Thailand is the fourth largest producer and exporter of pineapples in the world, and for years, scientists have sought to achieve a healthy balance between the country’s economic growth and carbon footprint. Their innovative use of pineapple waste to make biodegradable pots serves a threefold purpose: recycle pineapple waste generated by food processing industries, eliminate the use of plastics as plant nursery bags, and naturally fertilize soil with nutrients derived from pineapple waste.

The biodegradable pots were produced by a relatively simple method: pineapple waste was baked at temperatures of around 150 F and then mixed with a binder made of tapioca starch and water to mold it into the shape of a pot. Additionally, different textures of pineapple waste (coarse, medium, and soft) were tested with varying ratios of the binder to obtain pots of different thicknesses and simultaneously determine the most cost-effective and usable thickness. The pots were then filled with soil to test their suitability for the growth of plants. Pots with a lower thickness (1.5 cm or less) could be easily formed and filled with soil; however, pots with higher thicknesses could not hold a considerable amount of soil. The coarse-textured waste yielded the strongest pots. A pot thickness of 1 cm with a coarse texture containing a 1:0 ratio of pineapple waste to binder yielded the sturdiest pots with the best nutritious benefits.

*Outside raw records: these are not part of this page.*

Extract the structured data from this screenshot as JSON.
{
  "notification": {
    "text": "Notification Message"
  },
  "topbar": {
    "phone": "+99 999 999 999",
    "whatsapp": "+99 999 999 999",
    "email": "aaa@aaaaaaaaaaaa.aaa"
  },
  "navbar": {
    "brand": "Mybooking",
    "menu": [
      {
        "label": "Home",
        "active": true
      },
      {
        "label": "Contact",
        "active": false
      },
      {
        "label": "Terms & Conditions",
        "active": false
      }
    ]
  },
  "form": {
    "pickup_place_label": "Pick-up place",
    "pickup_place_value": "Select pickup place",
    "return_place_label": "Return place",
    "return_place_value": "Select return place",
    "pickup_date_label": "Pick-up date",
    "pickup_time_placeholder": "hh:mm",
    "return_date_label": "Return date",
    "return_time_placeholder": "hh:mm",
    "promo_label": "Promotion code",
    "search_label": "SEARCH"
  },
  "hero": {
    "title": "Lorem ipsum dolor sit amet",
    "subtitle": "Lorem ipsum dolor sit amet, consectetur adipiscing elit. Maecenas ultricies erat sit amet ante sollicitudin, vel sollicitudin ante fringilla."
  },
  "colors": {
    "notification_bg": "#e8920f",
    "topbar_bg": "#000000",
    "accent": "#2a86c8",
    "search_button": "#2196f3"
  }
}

Biodegradable pots of different textures made from pineapple waste. Source: Springer, Creative Commons Attribution 4.0 International License

Pineapples are a natural storehouse of nitrogen and phosphorus, which are two of the most essential nutrients required by plants for their growth. Nitrogen gives leaves their lush green colour and promotes vegetative growth. Phosphorus helps the plant grow roots, and eventually flower and fruit. These minerals also help plants fight disease and pests. The pineapple pots showed appreciable release rates for nitrogen and phosphorus, highlighting their potential to be a health food for plants as well.

These biodegradable pots did not damage plants during the test period, and stayed intact for an average of 45 days, which is enough time to grow a plethora of herbs, flowers, and luscious salad veggies like cucumber and radishes. Interestingly, the biodegradable pots could absorb water and retain moisture for up to three days—so worry not if you forget to hydrate your plants!

The icing on the upside-down pineapple cake was the low cost of production per pot—ranging from 0.75 to 3 cents, depending on the type of pineapple waste (fresh or dry; excluding logistical and energy costs). Nursery pots made of pineapple waste thus have immense potential as an alternative to conventional coir or wood biodegradable pots, and are ecologically sustainable as well.

Study Information

Original study: Use of pineapple waste for production of decomposable pots

Study was published on: 28 October, 2017

Study author(s): I. Jirapornvaree, T. Suppadit & A. Popan

The study was done at: National Institute of Development Administration, Bangkok, Thailand and King Mongkut’s Institute of Technology Ladkrabang, Bangkok, Thailand

The study was funded by:

Raw data availability:

Featured image credit: Pineapple Image from Flickr. Attribution: Victoria Rachitzky Hoch, Creative Commons 2.0

This summary was edited by: Logan King